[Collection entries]
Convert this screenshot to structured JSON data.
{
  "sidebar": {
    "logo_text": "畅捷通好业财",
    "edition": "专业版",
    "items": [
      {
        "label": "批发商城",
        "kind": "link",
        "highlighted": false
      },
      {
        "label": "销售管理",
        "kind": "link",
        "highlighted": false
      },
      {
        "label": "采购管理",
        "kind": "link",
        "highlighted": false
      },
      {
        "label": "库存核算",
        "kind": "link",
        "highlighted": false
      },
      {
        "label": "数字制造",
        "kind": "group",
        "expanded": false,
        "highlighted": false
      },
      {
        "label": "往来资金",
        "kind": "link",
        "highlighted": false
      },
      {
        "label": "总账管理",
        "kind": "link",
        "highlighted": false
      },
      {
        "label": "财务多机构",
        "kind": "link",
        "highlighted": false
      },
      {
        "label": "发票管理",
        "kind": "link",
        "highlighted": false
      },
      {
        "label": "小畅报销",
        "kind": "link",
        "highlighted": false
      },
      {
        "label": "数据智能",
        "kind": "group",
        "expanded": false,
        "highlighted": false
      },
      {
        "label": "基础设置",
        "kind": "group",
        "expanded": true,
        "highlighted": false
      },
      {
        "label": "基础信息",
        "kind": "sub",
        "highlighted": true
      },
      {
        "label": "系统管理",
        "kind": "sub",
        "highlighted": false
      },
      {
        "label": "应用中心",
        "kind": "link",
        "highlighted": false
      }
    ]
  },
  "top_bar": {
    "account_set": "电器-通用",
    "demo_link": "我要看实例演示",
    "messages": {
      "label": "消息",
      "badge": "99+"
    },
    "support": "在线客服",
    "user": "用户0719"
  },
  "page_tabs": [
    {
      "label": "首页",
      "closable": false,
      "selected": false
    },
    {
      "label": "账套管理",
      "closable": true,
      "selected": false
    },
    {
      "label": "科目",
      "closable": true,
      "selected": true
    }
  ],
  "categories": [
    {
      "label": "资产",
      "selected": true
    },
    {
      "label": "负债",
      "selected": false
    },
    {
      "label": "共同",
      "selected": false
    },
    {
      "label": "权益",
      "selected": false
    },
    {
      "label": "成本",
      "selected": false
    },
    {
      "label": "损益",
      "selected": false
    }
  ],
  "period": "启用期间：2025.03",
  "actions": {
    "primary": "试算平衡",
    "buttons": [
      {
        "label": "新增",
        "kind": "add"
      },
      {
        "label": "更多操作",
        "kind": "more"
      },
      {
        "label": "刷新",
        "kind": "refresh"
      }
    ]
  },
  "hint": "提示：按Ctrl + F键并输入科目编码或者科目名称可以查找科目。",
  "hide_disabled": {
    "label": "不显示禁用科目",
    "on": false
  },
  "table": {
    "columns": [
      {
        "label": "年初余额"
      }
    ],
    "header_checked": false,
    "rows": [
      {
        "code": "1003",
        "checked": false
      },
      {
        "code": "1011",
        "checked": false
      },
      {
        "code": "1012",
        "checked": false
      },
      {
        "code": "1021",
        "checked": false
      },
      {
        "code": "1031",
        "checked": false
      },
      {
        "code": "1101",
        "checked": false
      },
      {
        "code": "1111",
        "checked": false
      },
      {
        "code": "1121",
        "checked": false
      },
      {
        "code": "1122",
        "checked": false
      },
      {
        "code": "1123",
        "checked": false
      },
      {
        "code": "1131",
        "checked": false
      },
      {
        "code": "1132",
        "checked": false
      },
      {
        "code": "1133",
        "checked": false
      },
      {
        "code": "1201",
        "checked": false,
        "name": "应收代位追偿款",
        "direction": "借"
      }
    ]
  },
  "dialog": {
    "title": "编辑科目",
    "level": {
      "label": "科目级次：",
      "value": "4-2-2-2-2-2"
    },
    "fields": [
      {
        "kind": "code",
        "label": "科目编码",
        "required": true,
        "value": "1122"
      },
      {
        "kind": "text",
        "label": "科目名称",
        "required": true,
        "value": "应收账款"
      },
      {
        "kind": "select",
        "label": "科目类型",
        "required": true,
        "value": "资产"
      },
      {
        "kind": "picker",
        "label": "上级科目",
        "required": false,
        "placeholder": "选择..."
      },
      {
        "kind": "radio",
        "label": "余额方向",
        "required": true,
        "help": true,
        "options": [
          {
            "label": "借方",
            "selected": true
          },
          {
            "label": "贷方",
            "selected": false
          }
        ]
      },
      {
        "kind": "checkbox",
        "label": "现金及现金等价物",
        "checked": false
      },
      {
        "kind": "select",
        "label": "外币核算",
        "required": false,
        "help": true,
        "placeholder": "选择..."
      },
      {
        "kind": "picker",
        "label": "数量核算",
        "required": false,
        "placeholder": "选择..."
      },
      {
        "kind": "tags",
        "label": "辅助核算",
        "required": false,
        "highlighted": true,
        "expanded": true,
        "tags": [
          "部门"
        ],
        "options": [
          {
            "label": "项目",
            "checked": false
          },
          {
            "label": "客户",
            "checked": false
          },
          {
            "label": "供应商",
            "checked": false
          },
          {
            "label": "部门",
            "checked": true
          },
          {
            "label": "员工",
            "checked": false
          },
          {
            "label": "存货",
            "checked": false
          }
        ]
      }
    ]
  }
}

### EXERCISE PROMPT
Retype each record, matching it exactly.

### YOUR SOLUTION
Convert this screenshot to structured JSON data.
{
  "sidebar": {
    "logo_text": "畅捷通好业财",
    "edition": "专业版",
    "items": [
      {
        "label": "批发商城",
        "kind": "link",
        "highlighted": false
      },
      {
        "label": "销售管理",
        "kind": "link",
        "highlighted": false
      },
      {
        "label": "采购管理",
        "kind": "link",
        "highlighted": false
      },
      {
        "label": "库存核算",
        "kind": "link",
        "highlighted": false
      },
      {
        "label": "数字制造",
        "kind": "group",
        "expanded": false,
        "highlighted": false
      },
      {
        "label": "往来资金",
        "kind": "link",
        "highlighted": false
      },
      {
        "label": "总账管理",
        "kind": "link",
        "highlighted": false
      },
      {
        "label": "财务多机构",
        "kind": "link",
        "highlighted": false
      },
      {
        "label": "发票管理",
        "kind": "link",
        "highlighted": false
      },
      {
        "label": "小畅报销",
        "kind": "link",
        "highlighted": false
      },
      {
        "label": "数据智能",
        "kind": "group",
        "expanded": false,
        "highlighted": false
      },
      {
        "label": "基础设置",
        "kind": "group",
        "expanded": true,
        "highlighted": false
      },
      {
        "label": "基础信息",
        "kind": "sub",
        "highlighted": true
      },
      {
        "label": "系统管理",
        "kind": "sub",
        "highlighted": false
      },
      {
        "label": "应用中心",
        "kind": "link",
        "highlighted": false
      }
    ]
  },
  "top_bar": {
    "account_set": "电器-通用",
    "demo_link": "我要看实例演示",
    "messages": {
      "label": "消息",
      "badge": "99+"
    },
    "support": "在线客服",
    "user": "用户0719"
  },
  "page_tabs": [
    {
      "label": "首页",
      "closable": false,
      "selected": false
    },
    {
      "label": "账套管理",
      "closable": true,
      "selected": false
    },
    {
      "label": "科目",
      "closable": true,
      "selected": true
    }
  ],
  "categories": [
    {
      "label": "资产",
      "selected": true
    },
    {
      "label": "负债",
      "selected": false
    },
    {
      "label": "共同",
      "selected": false
    },
    {
      "label": "权益",
      "selected": false
    },
    {
      "label": "成本",
      "selected": false
    },
    {
      "label": "损益",
      "selected": false
    }
  ],
  "period": "启用期间：2025.03",
  "actions": {
    "primary": "试算平衡",
    "buttons": [
      {
        "label": "新增",
        "kind": "add"
      },
      {
        "label": "更多操作",
        "kind": "more"
      },
      {
        "label": "刷新",
        "kind": "refresh"
      }
    ]
  },
  "hint": "提示：按Ctrl + F键并输入科目编码或者科目名称可以查找科目。",
  "hide_disabled": {
    "label": "不显示禁用科目",
    "on": false
  },
  "table": {
    "columns": [
      {
        "label": "年初余额"
      }
    ],
    "header_checked": false,
    "rows": [
      {
        "code": "1003",
        "checked": false
      },
      {
        "code": "1011",
        "checked": false
      },
      {
        "code": "1012",
        "checked": false
      },
      {
        "code": "1021",
        "checked": false
      },
      {
        "code": "1031",
        "checked": false
      },
      {
        "code": "1101",
        "checked": false
      },
      {
        "code": "1111",
        "checked": false
      },
      {
        "code": "1121",
        "checked": false
      },
      {
        "code": "1122",
        "checked": false
      },
      {
        "code": "1123",
        "checked": false
      },
      {
        "code": "1131",
        "checked": false
      },
      {
        "code": "1132",
        "checked": false
      },
      {
        "code": "1133",
        "checked": false
      },
      {
        "code": "1201",
        "checked": false,
        "name": "应收代位追偿款",
        "direction": "借"
      }
    ]
  },
  "dialog": {
    "title": "编辑科目",
    "level": {
      "label": "科目级次：",
      "value": "4-2-2-2-2-2"
    },
    "fields": [
      {
        "kind": "code",
        "label": "科目编码",
        "required": true,
        "value": "1122"
      },
      {
        "kind": "text",
        "label": "科目名称",
        "required": true,
        "value": "应收账款"
      },
      {
        "kind": "select",
        "label": "科目类型",
        "required": true,
        "value": "资产"
      },
      {
        "kind": "picker",
        "label": "上级科目",
        "required": false,
        "placeholder": "选择..."
      },
      {
        "kind": "radio",
        "label": "余额方向",
        "required": true,
        "help": true,
        "options": [
          {
            "label": "借方",
            "selected": true
          },
          {
            "label": "贷方",
            "selected": false
          }
        ]
      },
      {
        "kind": "checkbox",
        "label": "现金及现金等价物",
        "checked": false
      },
      {
        "kind": "select",
        "label": "外币核算",
        "required": false,
        "help": true,
        "placeholder": "选择..."
      },
      {
        "kind": "picker",
        "label": "数量核算",
        "required": false,
        "placeholder": "选择..."
      },
      {
        "kind": "tags",
        "label": "辅助核算",
        "required": false,
        "highlighted": true,
        "expanded": true,
        "tags": [
          "部门"
        ],
        "options": [
          {
            "label": "项目",
            "checked": false
          },
          {
            "label": "客户",
            "checked": false
          },
          {
            "label": "供应商",
            "checked": false
          },
          {
            "label": "部门",
            "checked": true
          },
          {
            "label": "员工",
            "checked": false
          },
          {
            "label": "存货",
            "checked": false
          }
        ]
      }
    ]
  }
}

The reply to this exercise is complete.